Treatment for Hoarding

What doesn't work:

  • Nagging
  • Threats
  • Forced clean outs
  • Traditional "talk" therapy

What does work:

  • Medications: Studies have shown that hoarders who try selective serotonin reuptake inhibitor antidepressants (SSRI's) such as Paroxetine show improvement in hoarding symptoms (with or without psychotherapy). One study showed that 28% of study participants were classified as responders to treatment and another 22% were partial responders. Overall, 50% of compulsive hoarders had at least a partial response to medication treatment.
  • Cognitive behavioral therapies: Research has shown that hoarding does respond to cognitive behavioral therapy (CBT). Treatment for hoarding can be intense and very hands-on, but with patience and perseverance, it can be very effective.

How do you know if someone is a hoarder?

You may be able to identify a hoarder by observing their environment. For example, someone who has lots of pets in one home could be a hoarder. Usually responsible animal owners will have one or two pets, but someone who has an outrageous amount of animals could be displaying hoarding behaviors. Too many pets, as well as mountains of clutter and waste can cause horrible smells coming from home which can be detected even before entering the home.

Another possible sign of hoarding behaviors is a lack of visitors or friends. People who are compulsive hoards can become isolated as they will not invite people inside their living space because of the embarrassing clutter. Their windows may be covered to prevent people from seeing inside or simply due to piles of clutter that cover the windows. You may notice clutter even outside of the home. One a hoarders home is full, you may observe clutter in the yard or on the side of the house. Anything from clothes, to furniture, appliance could begin to pile up outside.
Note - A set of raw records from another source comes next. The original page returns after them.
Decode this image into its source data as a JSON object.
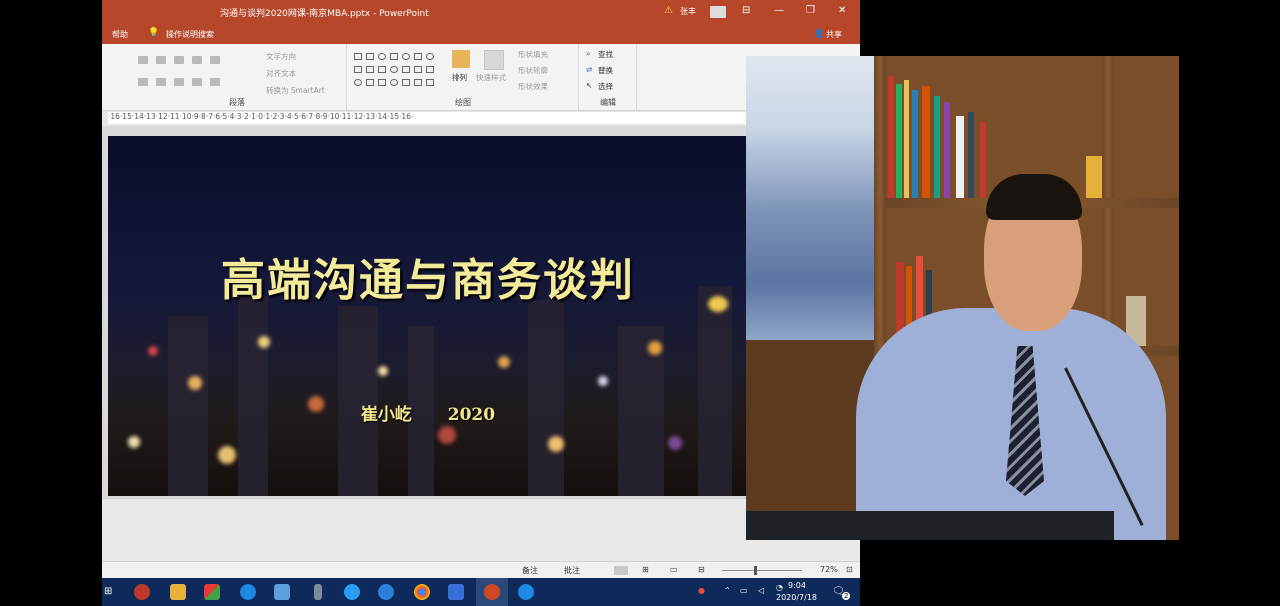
{
  "window": {
    "title": "沟通与谈判2020网课-南京MBA.pptx  -  PowerPoint",
    "user": "张丰"
  },
  "menu": {
    "help": "帮助",
    "tell_me": "操作说明搜索",
    "share": "共享"
  },
  "ribbon": {
    "paragraph": {
      "label": "段落",
      "text_direction": "文字方向",
      "align_text": "对齐文本",
      "smartart": "转换为 SmartArt"
    },
    "drawing": {
      "label": "绘图",
      "arrange": "排列",
      "quick_styles": "快速样式",
      "fill": "形状填充",
      "outline": "形状轮廓",
      "effects": "形状效果"
    },
    "editing": {
      "label": "编辑",
      "find": "查找",
      "replace": "替换",
      "select": "选择"
    }
  },
  "ruler": {
    "text": "·16·15·14·13·12·11·10·9·8·7·6·5·4·3·2·1·0·1·2·3·4·5·6·7·8·9·10·11·12·13·14·15·16·"
  },
  "slide": {
    "title": "高端沟通与商务谈判",
    "author": "崔小屹",
    "year": "2020"
  },
  "status": {
    "notes": "备注",
    "comments": "批注",
    "zoom": "72%"
  },
  "taskbar": {
    "time": "9:04",
    "date": "2020/7/18",
    "notifications": "2"
  },
  "colors": {
    "titlebar": "#b7472a",
    "slide_title": "#f3ea9a",
    "taskbar": "#0e2a5a"
  },
  "icons": [
    "lightbulb-icon",
    "person-icon",
    "minimize-icon",
    "restore-icon",
    "close-icon",
    "find-icon",
    "replace-icon",
    "select-icon",
    "windows-start-icon",
    "edge-icon",
    "chrome-icon",
    "powerpoint-icon"
  ]
}
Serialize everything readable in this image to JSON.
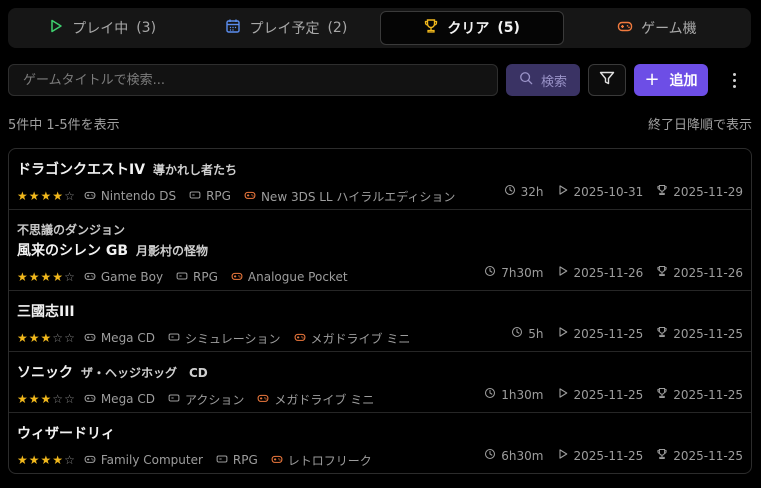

Compulsive hoarders may also have mold growing and infestations in and around their homes. They may have rodents. Kitchen counters may be full of bacteria from old food and dirty dishes. Foods in the refrigerator will be spoiled and one would be unlikely to find something edible inside.

More about Treatment for Compulsive Hoarding